The name reminds us of that creepy Tom Cruise movie, but with less huge-horned devil. The Legend looks to be the spiritual successor to the Magic and Hero handsets of this year. It appears to sport the same Jay Leno-like chin, with an optical mouse pad replacing the trackball that we've seen throughout 2009. Size and specs match the Hero fairly closely, with a 3.2-inch capacitive display (now using AMOLED technology), a 5-megapixel camera and a still disappointing lack of internal storage. It might be bone white, but the Salsa looks as business-like as the HTC Snap with its QWERTY candybar form factor. Above the keyboard is a 2.6-inch QVGA touchscreen.
iPhone: Easy and customizable communication, Another major advancement was communication, With broadband connectivity being readily available on a variety of network types (both public and private), the iPhone became the pinnacle of style, portability, and connectivity in computing, Finally you could have many of the benefits of Apple's other products rolled into one, Gestures: A natural approach to input, Along with the iPhone, Apple introduced the last major advancement in consumer computing: Gestures, Touch-based electronics have been around for ages, but in Apple's implementation touch has come to mean a lot more than "no buttons." Apple's incorporation of "Gestures" has taken advantage of how we naturally use things, Sure Microsoft and other companies have had "Magic Tables" and other large multitouch devices, but Apple was the first to truly implement it into the computers golden geo iphone case and other devices we use on a daily basis..
In May, Nokia said that AT&T plans to make Ovi Store available to its customers in the U.S. later this year. So far, it hasn't come yet. CNET News recently sat down with Niklas Savander, Nokia's executive vice president of services, to get the latest scoop on Ovi and to hear more about Nokia's services strategy. In a candid interview, Savander shared his thoughts on everything from lessons learned from Apple to why the Ovi store still isn't available on AT&T's network. Q: Nokia has had a services business for a long time. But with all the hype around the iPhone and Apple's App Store, you'd think that Apple was the first to have an application storefront. What do you think about that?Savander: Actually, we had our own application store three years before Apple did. But I have to give Apple credit. They taught the industry a painful lesson. First, you need discoverability. The App Store is right there on the iPhone. It's not hidden in some menu. It's very prominent. Also the billing is done automatically through the iTunes account. Apple already knows who you are when you come to the App Store because you have to activate it through iTunes. And the third thing is that it is a very good implementation of an app store. And it works very well.
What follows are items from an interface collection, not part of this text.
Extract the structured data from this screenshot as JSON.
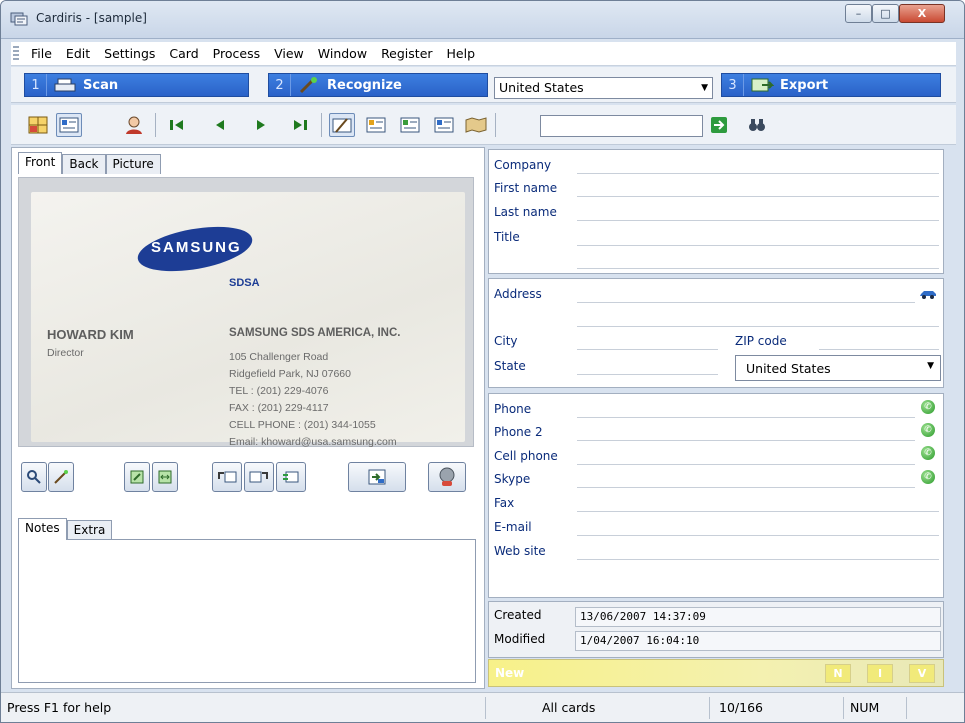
{
  "window": {
    "title": "Cardiris - [sample]",
    "min_label": "–",
    "max_label": "□",
    "close_label": "X"
  },
  "menu": [
    "File",
    "Edit",
    "Settings",
    "Card",
    "Process",
    "View",
    "Window",
    "Register",
    "Help"
  ],
  "steps": {
    "scan": {
      "num": "1",
      "label": "Scan"
    },
    "recognize": {
      "num": "2",
      "label": "Recognize"
    },
    "country": "United States",
    "export": {
      "num": "3",
      "label": "Export"
    }
  },
  "card_tabs": [
    "Front",
    "Back",
    "Picture"
  ],
  "card": {
    "logo": "SAMSUNG",
    "logo_sub": "SDSA",
    "name": "HOWARD KIM",
    "job_title": "Director",
    "company": "SAMSUNG SDS AMERICA, INC.",
    "lines": [
      "105 Challenger Road",
      "Ridgefield Park, NJ 07660",
      "TEL  : (201) 229-4076",
      "FAX  : (201) 229-4117",
      "CELL PHONE : (201) 344-1055",
      "Email: khoward@usa.samsung.com"
    ]
  },
  "notes_tabs": [
    "Notes",
    "Extra"
  ],
  "fields": {
    "company": "Company",
    "first_name": "First name",
    "last_name": "Last name",
    "title": "Title",
    "address": "Address",
    "city": "City",
    "zip": "ZIP code",
    "state": "State",
    "state_country": "United States",
    "phone": "Phone",
    "phone2": "Phone 2",
    "cell": "Cell phone",
    "skype": "Skype",
    "fax": "Fax",
    "email": "E-mail",
    "web": "Web site"
  },
  "dates": {
    "created_label": "Created",
    "created": "13/06/2007 14:37:09",
    "modified_label": "Modified",
    "modified": "1/04/2007 16:04:10"
  },
  "newbar": {
    "label": "New",
    "btns": [
      "N",
      "I",
      "V"
    ]
  },
  "status": {
    "help": "Press F1 for help",
    "filter": "All cards",
    "count": "10/166",
    "num": "NUM"
  }
}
Dre would surely never be an Apple employee, However, we're talking about a lot of show business here, It's not the same as ordinary business, More and more in tech, the golden geo iphone case showing is the telling, It's not merely (or even much) about what the product can do, but what it says about the person holding it and poking it and how it makes that person feel, Apple has never been a brand that is simply about the products, It's about the feelings and experiences those products engender and the human possibilities that they allow to blossom..
CNET también está disponible en español. Don't show this again. But privacy advocates and attorneys question whether the powerful system could become an agent for continual surveillance. Although drivers must agree to have the hardware installed and must pay $16.95 per month for service, privacy advocates worry that the data GM collects could fall into the hands of third parties that range from police or government agents to research firms trying to track consumer habits. Lee Tien, a senior staff attorney for the San Francisco-based Electronic Frontier Foundation, applauded GM for its effort to reduce automobile-related casualties. But he also said the technology could fall victim to "function creep"--eventually morphing into a 24-hour surveillance system for authorities.